Question about 2003 Yamaha Royal Star Venture
Posted by Anonymous on
Hi, Anonymous sorry you can't find the first and best tool you ever bought for your Yamaha despair not for a mere $0 you can download another one. For more information about your issue and valuable "FREE" downloads that you will need please click on the links below. Good luck and have a nice day.
The Venturers Yamaha Venture Technical Support Library
back up fuse
OEM parts for Yamaha
Posted on Apr 09, 2016
a 6ya expert can help you resolve that issue over the phone in a minute or two.
Best thing about this new service is that you are never placed on hold and get to talk to real repairmen in the US.
the service is completely free and covers almost anything you can think of.(from cars to computers, handyman, and even drones)
click here to download the app (for users in the US for now) and get all the help you need.
Posted on Jan 02, 2017
I had same problem.....had carbs re-synced..book requires this to be done every 8k miles...If you haven't done this I think it is the first place to start....good luck...long_black_train
Posted on Aug 05, 2009
I had this problem on one of my bikes and found that I had a bad ground. Wires can be broken inside the insulation. An ohm meter can be used for that. Do a continuity check on the wiring.
Posted on Nov 22, 2009
SOURCE: how do i charge battery
First, I should explain the difference between most motorcycle batteries and the car batteries that people are more familiar with.
A car battery is usually a "lead-acid" battery, a design largely unchanged, except for the composition of the lead plates, since the turn of the century. The battery is composed of alternating plates of lead and lead dioxide in an acid bath. Adding plates increases the electrical capacity, dividing groups of plates into "cells" increases the voltage available. It's a very basic battery that has worked in stationary and vehicular applications for centuries.
A motorcycle battery is usually an Absorbed Glass Mat (AGM) battery, differing from the car battery in only one respect; the space between the plates is filled by a porous, fiberglass-like material that has been saturated by acid. The advantage of the AGM battery is that it is less susceptible to damage from the increased vibration experienced in a motorcycle or high-performance car.
New motorcycle owners are frequently tempted to use the same battery charger they're accustomed to hooking up to the family sedan, but this can, and usually does, cause premature failure of the battery.

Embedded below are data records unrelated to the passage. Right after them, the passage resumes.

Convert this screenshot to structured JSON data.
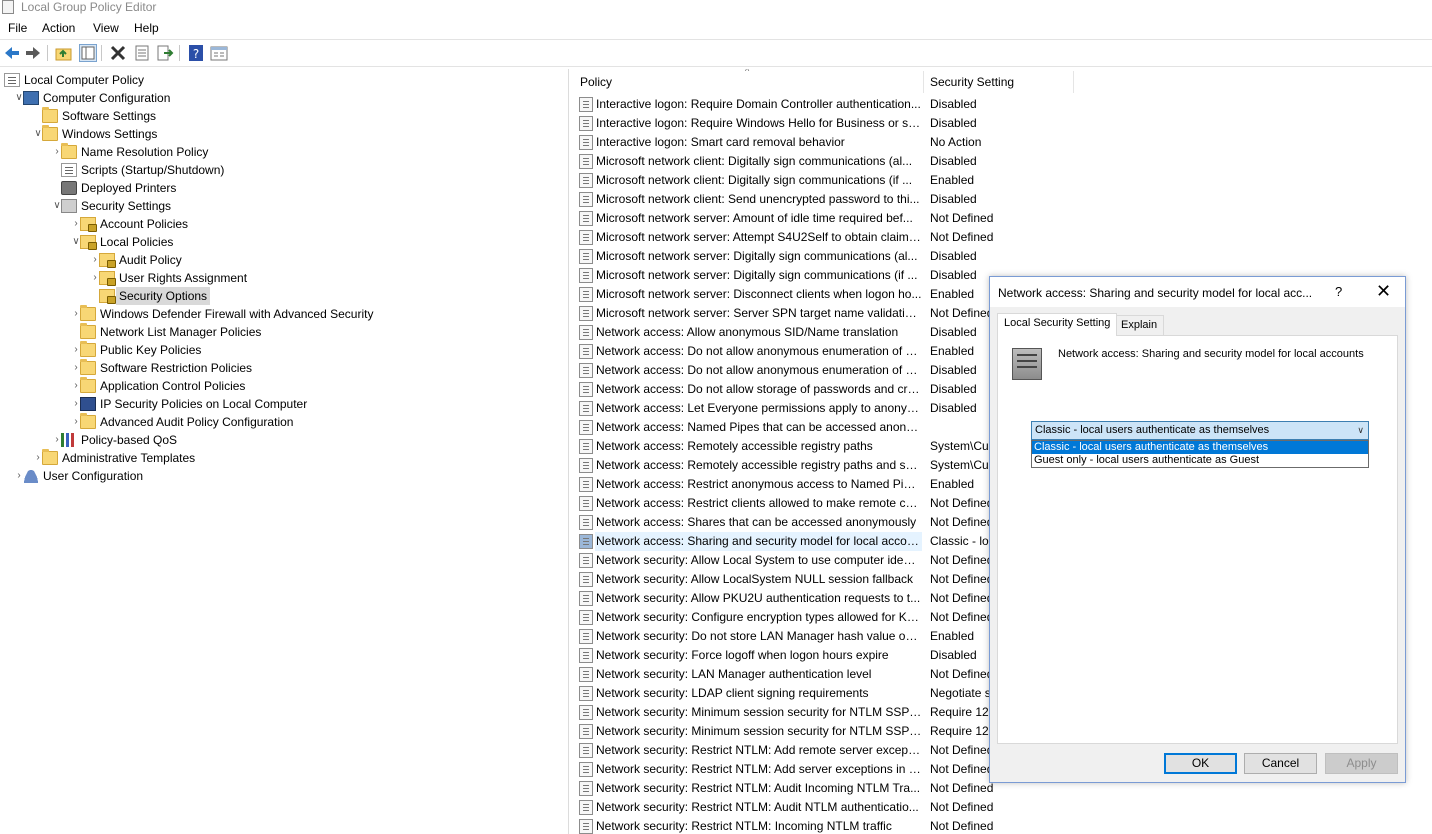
{
  "window": {
    "title": "Local Group Policy Editor"
  },
  "menu": [
    "File",
    "Action",
    "View",
    "Help"
  ],
  "toolbar": [
    "back-icon",
    "forward-icon",
    "up-folder-icon",
    "show-hide-tree-icon",
    "delete-icon",
    "properties-icon",
    "export-list-icon",
    "help-icon",
    "view-icon"
  ],
  "tree": [
    {
      "label": "Local Computer Policy",
      "depth": 0,
      "expander": "",
      "icon": "scroll"
    },
    {
      "label": "Computer Configuration",
      "depth": 1,
      "expander": "open",
      "icon": "pc"
    },
    {
      "label": "Software Settings",
      "depth": 2,
      "expander": "",
      "icon": "folder"
    },
    {
      "label": "Windows Settings",
      "depth": 2,
      "expander": "open",
      "icon": "folder"
    },
    {
      "label": "Name Resolution Policy",
      "depth": 3,
      "expander": "closed",
      "icon": "folder"
    },
    {
      "label": "Scripts (Startup/Shutdown)",
      "depth": 3,
      "expander": "",
      "icon": "scroll"
    },
    {
      "label": "Deployed Printers",
      "depth": 3,
      "expander": "",
      "icon": "printer"
    },
    {
      "label": "Security Settings",
      "depth": 3,
      "expander": "open",
      "icon": "shield"
    },
    {
      "label": "Account Policies",
      "depth": 4,
      "expander": "closed",
      "icon": "lockfolder"
    },
    {
      "label": "Local Policies",
      "depth": 4,
      "expander": "open",
      "icon": "lockfolder"
    },
    {
      "label": "Audit Policy",
      "depth": 5,
      "expander": "closed",
      "icon": "lockfolder"
    },
    {
      "label": "User Rights Assignment",
      "depth": 5,
      "expander": "closed",
      "icon": "lockfolder"
    },
    {
      "label": "Security Options",
      "depth": 5,
      "expander": "",
      "icon": "lockfolder",
      "selected": true
    },
    {
      "label": "Windows Defender Firewall with Advanced Security",
      "depth": 4,
      "expander": "closed",
      "icon": "folder"
    },
    {
      "label": "Network List Manager Policies",
      "depth": 4,
      "expander": "",
      "icon": "folder"
    },
    {
      "label": "Public Key Policies",
      "depth": 4,
      "expander": "closed",
      "icon": "folder"
    },
    {
      "label": "Software Restriction Policies",
      "depth": 4,
      "expander": "closed",
      "icon": "folder"
    },
    {
      "label": "Application Control Policies",
      "depth": 4,
      "expander": "closed",
      "icon": "folder"
    },
    {
      "label": "IP Security Policies on Local Computer",
      "depth": 4,
      "expander": "closed",
      "icon": "ipsec"
    },
    {
      "label": "Advanced Audit Policy Configuration",
      "depth": 4,
      "expander": "closed",
      "icon": "folder"
    },
    {
      "label": "Policy-based QoS",
      "depth": 3,
      "expander": "closed",
      "icon": "chart"
    },
    {
      "label": "Administrative Templates",
      "depth": 2,
      "expander": "closed",
      "icon": "folder"
    },
    {
      "label": "User Configuration",
      "depth": 1,
      "expander": "closed",
      "icon": "user"
    }
  ],
  "list": {
    "col_policy": "Policy",
    "col_setting": "Security Setting",
    "rows": [
      {
        "policy": "Interactive logon: Require Domain Controller authentication...",
        "setting": "Disabled"
      },
      {
        "policy": "Interactive logon: Require Windows Hello for Business or sm...",
        "setting": "Disabled"
      },
      {
        "policy": "Interactive logon: Smart card removal behavior",
        "setting": "No Action"
      },
      {
        "policy": "Microsoft network client: Digitally sign communications (al...",
        "setting": "Disabled"
      },
      {
        "policy": "Microsoft network client: Digitally sign communications (if ...",
        "setting": "Enabled"
      },
      {
        "policy": "Microsoft network client: Send unencrypted password to thi...",
        "setting": "Disabled"
      },
      {
        "policy": "Microsoft network server: Amount of idle time required bef...",
        "setting": "Not Defined"
      },
      {
        "policy": "Microsoft network server: Attempt S4U2Self to obtain claim ...",
        "setting": "Not Defined"
      },
      {
        "policy": "Microsoft network server: Digitally sign communications (al...",
        "setting": "Disabled"
      },
      {
        "policy": "Microsoft network server: Digitally sign communications (if ...",
        "setting": "Disabled"
      },
      {
        "policy": "Microsoft network server: Disconnect clients when logon ho...",
        "setting": "Enabled"
      },
      {
        "policy": "Microsoft network server: Server SPN target name validation...",
        "setting": "Not Defined"
      },
      {
        "policy": "Network access: Allow anonymous SID/Name translation",
        "setting": "Disabled"
      },
      {
        "policy": "Network access: Do not allow anonymous enumeration of S...",
        "setting": "Enabled"
      },
      {
        "policy": "Network access: Do not allow anonymous enumeration of S...",
        "setting": "Disabled"
      },
      {
        "policy": "Network access: Do not allow storage of passwords and cre...",
        "setting": "Disabled"
      },
      {
        "policy": "Network access: Let Everyone permissions apply to anonym...",
        "setting": "Disabled"
      },
      {
        "policy": "Network access: Named Pipes that can be accessed anonym...",
        "setting": ""
      },
      {
        "policy": "Network access: Remotely accessible registry paths",
        "setting": "System\\Cu"
      },
      {
        "policy": "Network access: Remotely accessible registry paths and sub...",
        "setting": "System\\Cu"
      },
      {
        "policy": "Network access: Restrict anonymous access to Named Pipes...",
        "setting": "Enabled"
      },
      {
        "policy": "Network access: Restrict clients allowed to make remote call...",
        "setting": "Not Defined"
      },
      {
        "policy": "Network access: Shares that can be accessed anonymously",
        "setting": "Not Defined"
      },
      {
        "policy": "Network access: Sharing and security model for local accou...",
        "setting": "Classic - loc",
        "selected": true
      },
      {
        "policy": "Network security: Allow Local System to use computer ident...",
        "setting": "Not Defined"
      },
      {
        "policy": "Network security: Allow LocalSystem NULL session fallback",
        "setting": "Not Defined"
      },
      {
        "policy": "Network security: Allow PKU2U authentication requests to t...",
        "setting": "Not Defined"
      },
      {
        "policy": "Network security: Configure encryption types allowed for Ke...",
        "setting": "Not Defined"
      },
      {
        "policy": "Network security: Do not store LAN Manager hash value on ...",
        "setting": "Enabled"
      },
      {
        "policy": "Network security: Force logoff when logon hours expire",
        "setting": "Disabled"
      },
      {
        "policy": "Network security: LAN Manager authentication level",
        "setting": "Not Defined"
      },
      {
        "policy": "Network security: LDAP client signing requirements",
        "setting": "Negotiate s"
      },
      {
        "policy": "Network security: Minimum session security for NTLM SSP ...",
        "setting": "Require 128"
      },
      {
        "policy": "Network security: Minimum session security for NTLM SSP ...",
        "setting": "Require 128"
      },
      {
        "policy": "Network security: Restrict NTLM: Add remote server excepti...",
        "setting": "Not Defined"
      },
      {
        "policy": "Network security: Restrict NTLM: Add server exceptions in t...",
        "setting": "Not Defined"
      },
      {
        "policy": "Network security: Restrict NTLM: Audit Incoming NTLM Tra...",
        "setting": "Not Defined"
      },
      {
        "policy": "Network security: Restrict NTLM: Audit NTLM authenticatio...",
        "setting": "Not Defined"
      },
      {
        "policy": "Network security: Restrict NTLM: Incoming NTLM traffic",
        "setting": "Not Defined"
      }
    ]
  },
  "dialog": {
    "title": "Network access: Sharing and security model for local acc...",
    "help": "?",
    "close": "✕",
    "tabs": [
      "Local Security Setting",
      "Explain"
    ],
    "policy_name": "Network access: Sharing and security model for local accounts",
    "selected_value": "Classic - local users authenticate as themselves",
    "options": [
      "Classic - local users authenticate as themselves",
      "Guest only - local users authenticate as Guest"
    ],
    "buttons": {
      "ok": "OK",
      "cancel": "Cancel",
      "apply": "Apply"
    }
  }
}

Because the motorcycle battery is smaller, it requires less current to charge it, and the excess current generates heat. Because the acid does not circulate between the plates of the battery and distribute the heat and gas generated during charging, the battery heats much more rapidly than the car battery. Heat interferes with the chemical processes the battery performs during the charging cycle, and may cause plates to bend, buckle or crack.
Now, you've probably seen "battery tenders" advertised in motorcycle magazines, at Radio Shack, in Walmart and Sears. This is what you should be using - look for a MAXIMUM charge rate of 2 amperes/hour (it's typically described as "amps"), and a reduced "trickle" charge rate (usually automatic) of 1/4 to 1/2 "amp".

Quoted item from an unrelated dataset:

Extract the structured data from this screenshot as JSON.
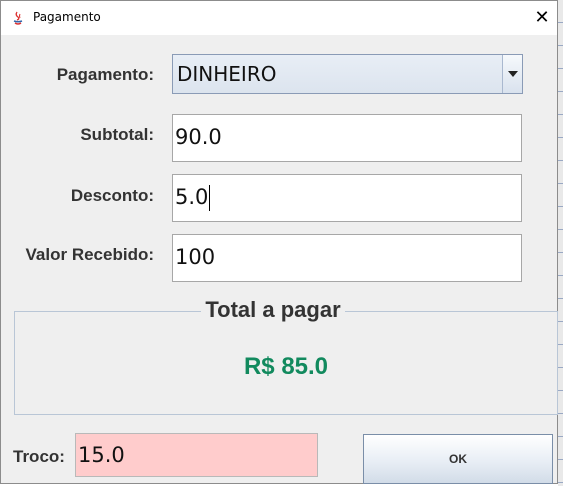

To get to the battery, look under the operator's seat (either side) 1"-2" behind the back of the fuel tank; you'll see a nut holding a threaded shaft into tabs protruding from the frame. Loosen and remove the nuts on both sides, lift the seat up until the threaded shafts are completely free of the tabs, then move the seat straight forward. That will free a catch, molded into the underside of the seat, from a loop in the frame that holds the back of the seat down and keeps the seat from moving side-to-side. The seat may then moved out of the way.
Now you will see the battery in the frame; hook the red lead of the battery tender to the battery terminal with a red insulated boot over it, and hook the black lead of the tender to the opposite battery terminal. The battery tender may be left connected for days, weeks or months at a time, but unless the bike is well protected from the weather, it should probably be disconnected after 16-24 hours and the seat reinstalled.
Reinstallation of the seat is the in reverse order of its' removal (above): there is a specification for the nuts - 5 ft.-lbs. (7 nm) - but it's usually sufficient to tighten the nuts snugly on both sides.
Posted on Aug 07, 2010
Tips for a great answer:
May 06, 2014 | 2007 Yamaha Royal Star Venture
Dec 18, 2013 | 2008 Yamaha Royal Star Venture
Nov 30, 2012 | Yamaha Royal Star Venture Motorcycles
Sep 09, 2011 | 2002 Yamaha Royal Star Venture
May 28, 2011 | 2003 Yamaha Royal Star Venture
Sep 22, 2010 | 2002 Yamaha Royal Star Venture
Jun 28, 2010 | 2002 Yamaha Royal Star Venture
Apr 02, 2010 | 2002 Yamaha Royal Star Venture
Mar 20, 2009 | 2002 Yamaha Royal Star Venture
25 people viewed this question
Usually answered in minutes!
Step 2: Please assign your manual to a product: